German minimalist techno has its share of fans, but some reviews can flounder at the task of squeezing a fair sized critique from a genre where, by its own definition, nothing much seems to happen. Thesauruses are heavily looted in order to convey the many subtleties and minor shifts in tempo, and generally the experience is exhausting for all concerned. Thankfully Volker Bertelmann (aka Hauschka) has produced a playful and delightful techno homage that goes a long way to transcend the traditional genre conventions.
Hauschka’s work as a pianist is interested in exploring the many possibilities of the piano. His past works have included preparing the instrument using the likes of gaffer tape, tin foil and even a vibrator in order to produce new sounds. This album is no less experimental – Salon Des Amateurs see the ’90s Cologne electronic scene transported into a space in the middle of a post-classical/avant-garde jazz venn diagram. Whether any sex toys were harmed during the time in the studio remains a closely guarded secret.
Named after a piano bar in Düsseldorf where pianist Hauschka regularly curates music festivals, this album is far from an alienating experience. It’s a bold project and its strengths lie in stripped-down simplicity. His skills as a pianist are beyond question and the sounds produced are exciting and satisfying. There is a hidden elegance in the fact that throbbing bass lines are now either curt, sharp tones or playful stabs of plinky-plonk.
The sound is boiled down to a nakedly percussive element that drags modern synths into a more organic realm and it is this driving undercurrent that leaves little room for inertia. Hauschka makes sure things move along at a steady flow, but this is not an album for the impatient – after a while it begins to suffer from the minimalist confines of the source material and at the halfway point there’s little in the way of surprises in store for the casual ear. However, diligent listeners are likely to be rewarded with repeat plays. Those with short attention spans can be consoled by a forthcoming remix project that should see this album reuntied with its original influences.
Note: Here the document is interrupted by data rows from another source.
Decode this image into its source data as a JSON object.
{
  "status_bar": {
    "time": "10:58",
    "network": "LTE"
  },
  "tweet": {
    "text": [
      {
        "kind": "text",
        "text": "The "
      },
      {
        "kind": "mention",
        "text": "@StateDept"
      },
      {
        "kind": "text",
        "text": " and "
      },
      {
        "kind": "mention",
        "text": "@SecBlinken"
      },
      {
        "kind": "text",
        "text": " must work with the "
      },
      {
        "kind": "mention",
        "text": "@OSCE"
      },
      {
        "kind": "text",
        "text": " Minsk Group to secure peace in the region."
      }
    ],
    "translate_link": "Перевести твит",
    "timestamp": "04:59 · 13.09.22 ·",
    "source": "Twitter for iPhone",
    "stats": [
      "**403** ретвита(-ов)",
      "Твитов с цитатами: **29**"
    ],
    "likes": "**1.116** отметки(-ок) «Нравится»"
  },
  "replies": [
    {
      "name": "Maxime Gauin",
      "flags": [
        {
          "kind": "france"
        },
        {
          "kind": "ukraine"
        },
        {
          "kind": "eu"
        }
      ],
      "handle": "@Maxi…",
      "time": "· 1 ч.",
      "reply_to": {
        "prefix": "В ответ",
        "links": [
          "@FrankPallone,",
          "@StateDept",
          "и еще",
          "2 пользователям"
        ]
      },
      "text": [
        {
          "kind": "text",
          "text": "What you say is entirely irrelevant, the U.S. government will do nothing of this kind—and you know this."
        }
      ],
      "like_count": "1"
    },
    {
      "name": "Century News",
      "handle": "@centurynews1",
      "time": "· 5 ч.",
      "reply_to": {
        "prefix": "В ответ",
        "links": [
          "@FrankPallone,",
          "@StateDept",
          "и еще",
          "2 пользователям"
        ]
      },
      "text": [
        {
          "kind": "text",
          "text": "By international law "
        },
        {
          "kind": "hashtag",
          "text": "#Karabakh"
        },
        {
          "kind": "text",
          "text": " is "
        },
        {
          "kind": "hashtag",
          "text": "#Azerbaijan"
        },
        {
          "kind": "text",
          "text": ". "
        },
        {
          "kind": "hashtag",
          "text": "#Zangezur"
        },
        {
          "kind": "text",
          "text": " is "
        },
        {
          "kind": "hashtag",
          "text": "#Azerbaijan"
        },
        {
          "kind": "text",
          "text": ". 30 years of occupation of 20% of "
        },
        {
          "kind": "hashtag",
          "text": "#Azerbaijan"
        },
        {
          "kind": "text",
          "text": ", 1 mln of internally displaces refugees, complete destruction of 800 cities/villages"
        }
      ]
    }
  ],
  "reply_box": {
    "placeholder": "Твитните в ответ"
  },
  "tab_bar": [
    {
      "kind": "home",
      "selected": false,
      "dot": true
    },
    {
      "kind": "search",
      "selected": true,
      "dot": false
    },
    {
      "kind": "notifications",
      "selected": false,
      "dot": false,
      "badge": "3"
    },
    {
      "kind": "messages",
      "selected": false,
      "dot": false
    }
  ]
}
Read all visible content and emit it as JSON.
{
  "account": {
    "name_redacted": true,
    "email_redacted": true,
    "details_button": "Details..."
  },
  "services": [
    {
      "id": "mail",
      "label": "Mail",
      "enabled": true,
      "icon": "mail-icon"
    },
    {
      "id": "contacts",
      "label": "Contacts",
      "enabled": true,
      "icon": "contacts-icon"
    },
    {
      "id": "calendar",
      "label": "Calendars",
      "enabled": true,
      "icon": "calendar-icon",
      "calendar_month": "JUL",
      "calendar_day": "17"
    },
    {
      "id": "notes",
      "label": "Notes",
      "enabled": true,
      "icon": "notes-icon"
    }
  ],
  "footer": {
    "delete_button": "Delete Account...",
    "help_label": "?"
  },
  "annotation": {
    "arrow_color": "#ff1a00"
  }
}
The sound is reminiscent of the bare bones of Portico Quartet‘s Isla and guest performers include the likes of Calexico‘s Joey Burns and John Convertino amongst others. Over the course of the album we regularly veer between the playful and the vaguely sinister, but everything seems to gel together – much like the blurring of genre distinctions. The jury will be out for a long time while they argue whether this is dance, classical or jazz but they’re sure to deliver a thumbs-up for this far from amateurish collection of tracks.